I have been using the latest Autodesk releases, 2010, for a few months now and in this post I am interested in the UI (user interface).
When Microsoft released Office 2007, we got a new interface. It had a Ribbon which replaced the tool bars. It had a big button like the Start menu in Windows Vista and was designed to be a "task" based interface, making it easier to find what your looking for. Except no one could find what they were looking for...

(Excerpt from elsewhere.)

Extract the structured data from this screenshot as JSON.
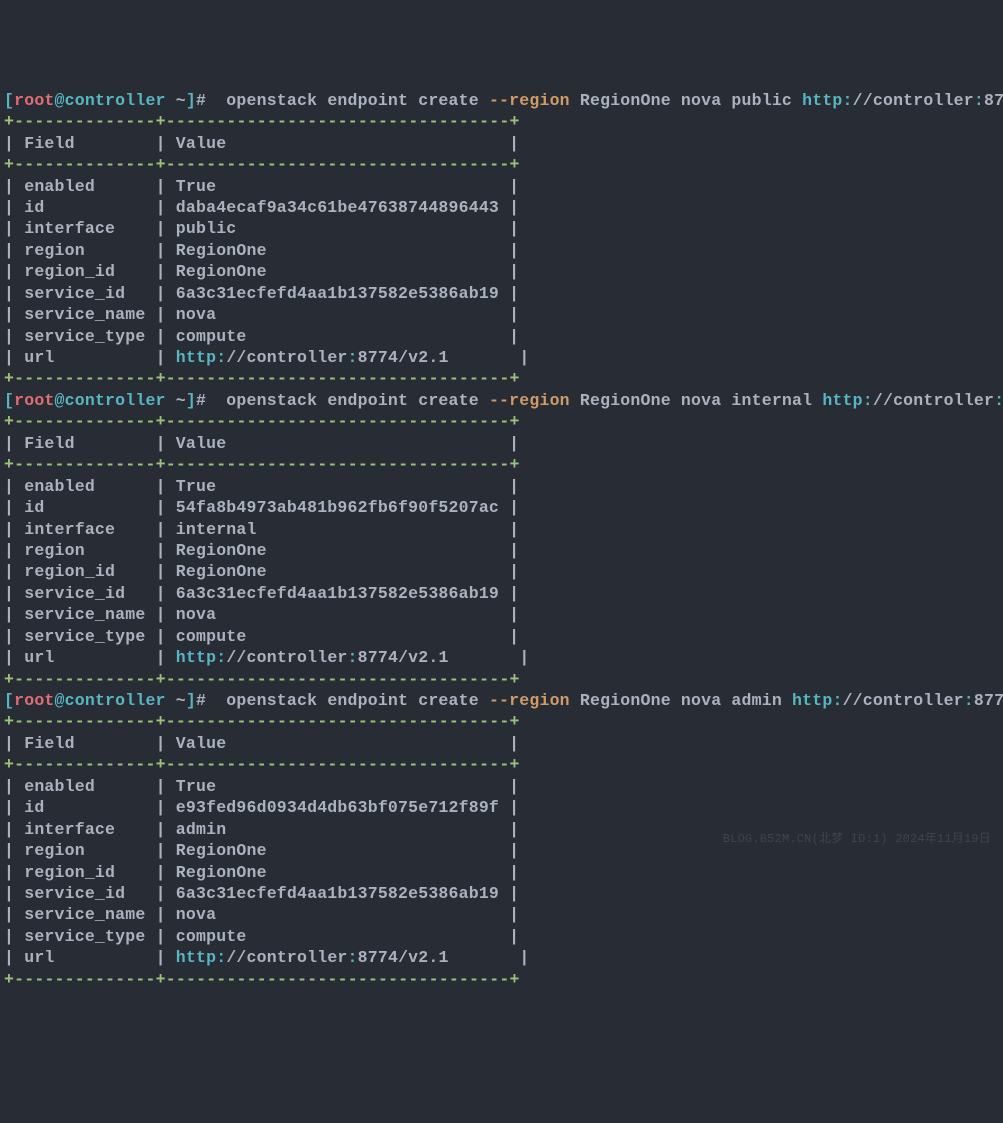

Now, Autodesk and indeed Adobe with their Photoshop product have had a Task Based interface for some time now, but still used toolbars. They have what is called "Workspaces". You selected the task you are doing in in the "Workspace" toolbar and all the buttons you need for that task appear. This system works, but was not widely adopted. Ask 100 Autodesk users "who uses workspaces?" and only about 10 would say "yes!" I don't train Photoshop, but although I suspect the figure would be higher, I doubt it would be by much more (I stand to be corrected on that one if anyone knows better). The point is that the UI needs to change. Microsoft know this, and so does Autodesk and Adobe. We have too many functions, too many buttons and therefore too long is spent learning how to use these programmes or waisting time finding functions you need. The fact that creating a function to make things easier, such as Workspaces, and for it not to be adopted because it is just another thing to learn must prove my point.

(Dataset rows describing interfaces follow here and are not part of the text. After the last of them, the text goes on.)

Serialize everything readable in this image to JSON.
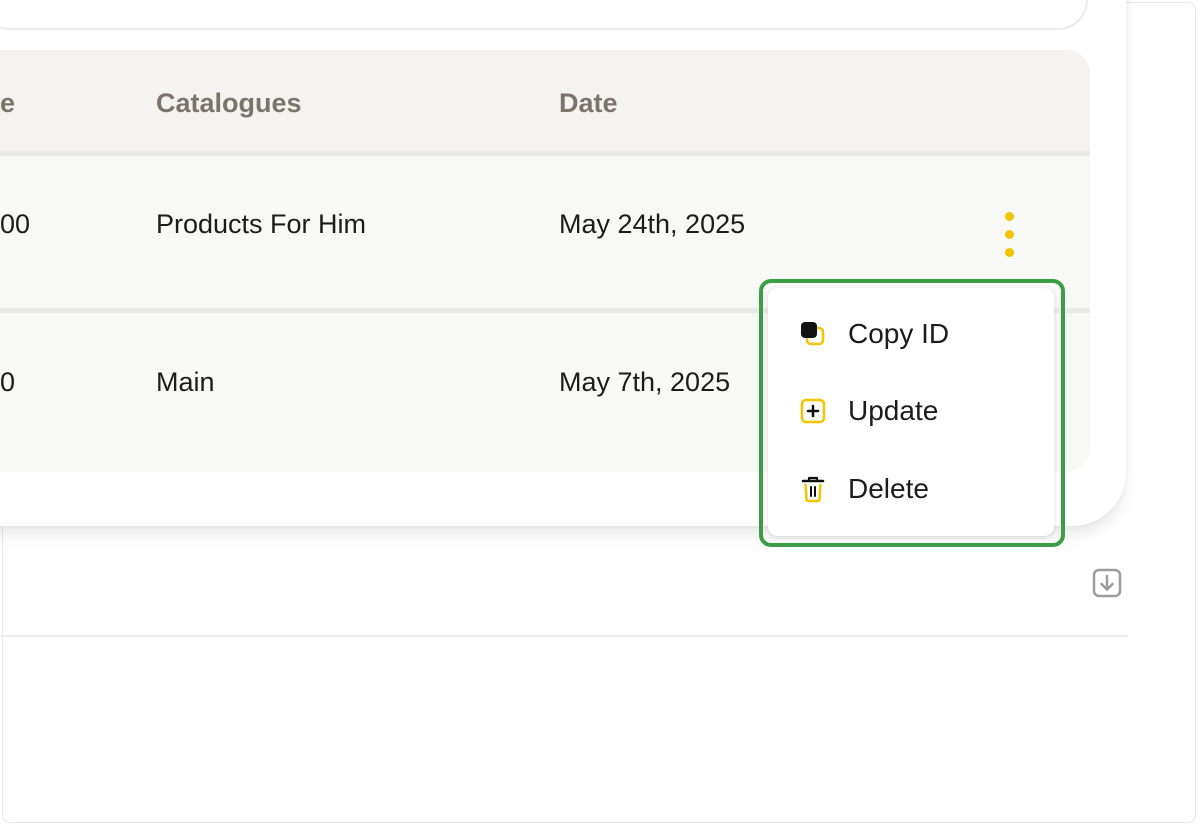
{
  "table": {
    "columns": {
      "value_partial": "e",
      "catalogues": "Catalogues",
      "date": "Date"
    },
    "rows": [
      {
        "value_partial": "00",
        "catalogue": "Products For Him",
        "date": "May 24th, 2025"
      },
      {
        "value_partial": "0",
        "catalogue": "Main",
        "date": "May 7th, 2025"
      }
    ]
  },
  "row_menu": {
    "items": [
      {
        "label": "Copy ID",
        "icon": "copy-icon"
      },
      {
        "label": "Update",
        "icon": "plus-square-icon"
      },
      {
        "label": "Delete",
        "icon": "trash-icon"
      }
    ]
  },
  "colors": {
    "accent": "#f5c400",
    "highlight": "#3b9d48",
    "header_text": "#7b746c"
  }
}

So we now have a task based UI called a Ribbon. So why does no one (i have met anyway) like it? I can't answer that for anyone but myself, but lets take Excel for example. Finding the button you want has been improved with the context sensitivity. Select an image and all the image buttons appear. But look for something like "Conditional Formatting", well, that's a different matter. In Office 2003, this would be found in the "Format" drop down. This made sense to me! In 2007 this is found in the "Home" tab. My brain says "Formatting" my software says "Common" task. It just doesn't hit the mark, or my brain needs more than 2 years to get it!!
OK, lets skip forward to the 2009 release of Autodesk's AutoCAD programme, and the ribbon appeared here too. When I asked for a show of hands at the last round of Launch seminars "Who installed 2009 software and turned off the Ribbon?" out of the 300 or so people, most did! Why? Well probably because they don't want to "learn yet another thing" and just need to get the job done, so revert back to what they know. Well we have Ribbon V2 in the 2010 product and I recon more people will adopt this time. Why, well because it just makes sense. Not only has it appeared in the vertical markets, Architecture, Civil and Map along with the Companion products such as Revit and Max, it makes using these incredibly complex programmes much faster, it also has been improved by working faster and having more adaptability with the customisable UI.
Lets take AutoCAD Civil 3D 2010, one of my specialities. As an expert in this programme, with the old versions I would need to find the function I want, and more importantly I needed to know what functions are available. Something that just took a little time. In 2010, just select the item in your drawing that you want to do something with, and all the buttons appear on the Ribbon. Brilliant! Select a surface, all the Surface tools are there. Select an Alignment, and guess what? all the buttons you need for Alignments are there. It really is that simple.
So what's different? Why is MS office not as good as AutoCAD? Well, I think that Task Based Work is just more relevant in a programme such as AutoCAD. We have work flows in Architecture, GIS and Civil Engineering. We don't in Office programmes. Or at least I don't in Office! I'm convinced the Ribbon is a step in the right direction, but it's not perfect for all programmes. Once again I revert to my posts on Surface Computing and Siftables. The need to change is important, and a step in the right direction should be applauded... with honest feedback.
Written and submitted from home